A lot of my breakfast frustrations boil down to the same issues that plague all struggling home cooks: I’m short on time and know-how.  In the past year, I’ve become great at improvising healthy dinners, but I’m still a newbie when it comes to from-scratch breakfast recipes. And while I’m a pro at menu-planning, the strategies that help me keep dinners organized are too rigid for my feeble, groggy mind to employ at breakfast.

So. I don’t have a lot of breakfast solutions yet, but I’m hoping that this third week of the new year will be easier than the last two. Tonight I’m going to make a batch of apple cheddar muffins for grab-and-go breakfasts. I’m also planning to make some steel cut oats in the crockpot. I tried making steel cut oats over the winter break with crunchy results, but I’m willing to give it another go if that means I can eat breakfast this week. At the very least, I’ll feel less angst about crunchy oatmeal than I would over another McSausage Biscuit.

I’ll let you know how things go. In the meantime, what are your strategies for eating breakfast in the morning?

Menu Plan 1/12-1/19

This has been a really crazy week. You can probably tell I’ve been busy with work and some personal projects because posting on the blog has been light. Sorry about that. It’s for a good cause, though, I promise. Tomorrow at work I start teaching a six-week course called “Exploring Chamber Music” to a large group of retirees. I’ve had a blast putting together the lecture materials and working with musicians to find great repertoire to teach, but it’s been taking up a lot of my usual blogging time. Things should get back to normal soon.

The saving graces in this busy week have been menu planning and my husband. Rami took a turn cooking for three nights this week, and thanks to his diligence and my menu plan, we’ve been able to eat healthy and stay within our grocery budget even though we’re swamped.
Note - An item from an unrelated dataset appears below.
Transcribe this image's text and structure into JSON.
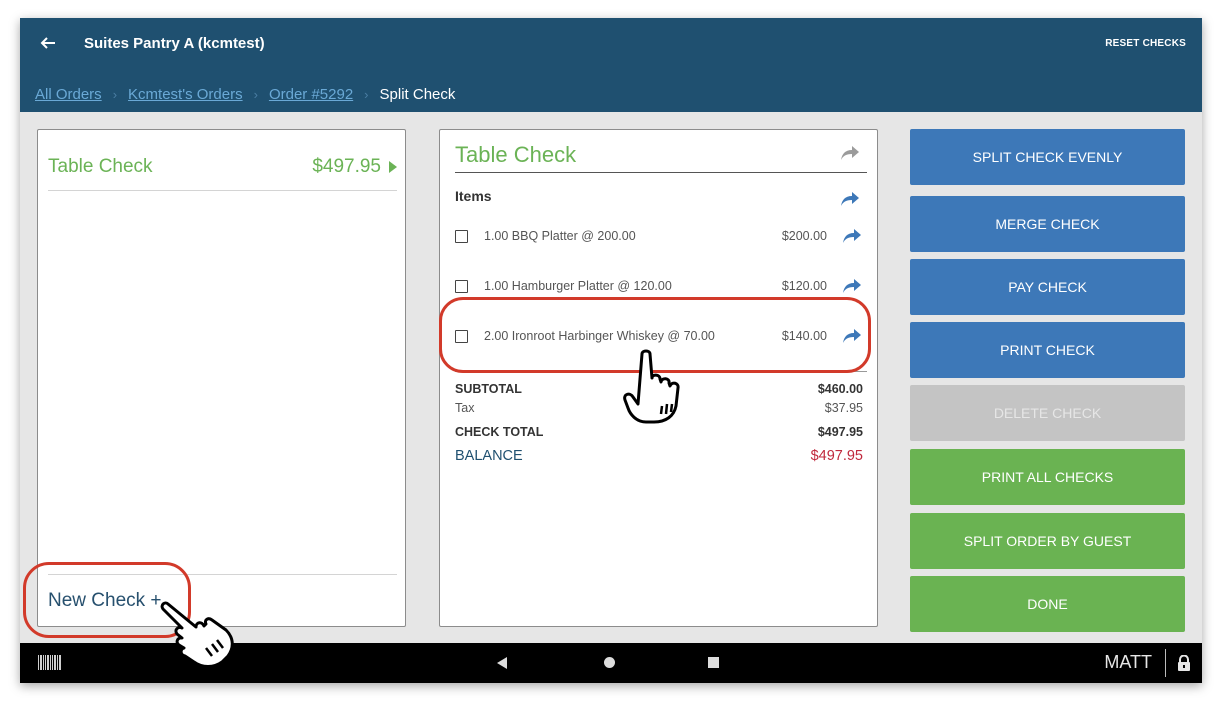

That was all the incentive I needed to plan out this coming week’s menu. As much help as Rami has been picking up cooking in addition to his usual chores, I do hope that I get to cook all the meals. I really missed my usual time in the kitchen last week.

Here’s what we just got in our Local Box:

Tangerines – Orange Blossom
Red Beets & Greens
Various Lettuce – Acadian
Daikon Radish – My Father’s Farm
Bok Choy – Naegelin
Cauliflower – J&B
Apples – Apple Country
Red Russian Kale – Acadian
Butternut Squash

Here’s what I’m making:

Wednesday: Lettuce salad with classic vinaigrette; balsamic roasted cauliflower over blue cheese grits, apple compote
Thursday: Sweet potato grapefruit souffle (I’m feeling adventurous), balsamic roasted cauliflower
Friday: Wilted Lettuce Salad, grilled cheese sandwiches
Saturday: Ladies who Lunch Potluck!! I’m adapting this Texas Chili Pie to be vegetarian, and experimenting with a new butternut squash casserole recipe
Sunday:  Spicy Bok Choy and tofu in garlic sauce, rice
Monday: Kale and mushrooms over blue cheese grits
Tuesday: Whole beet pasta sauce with penne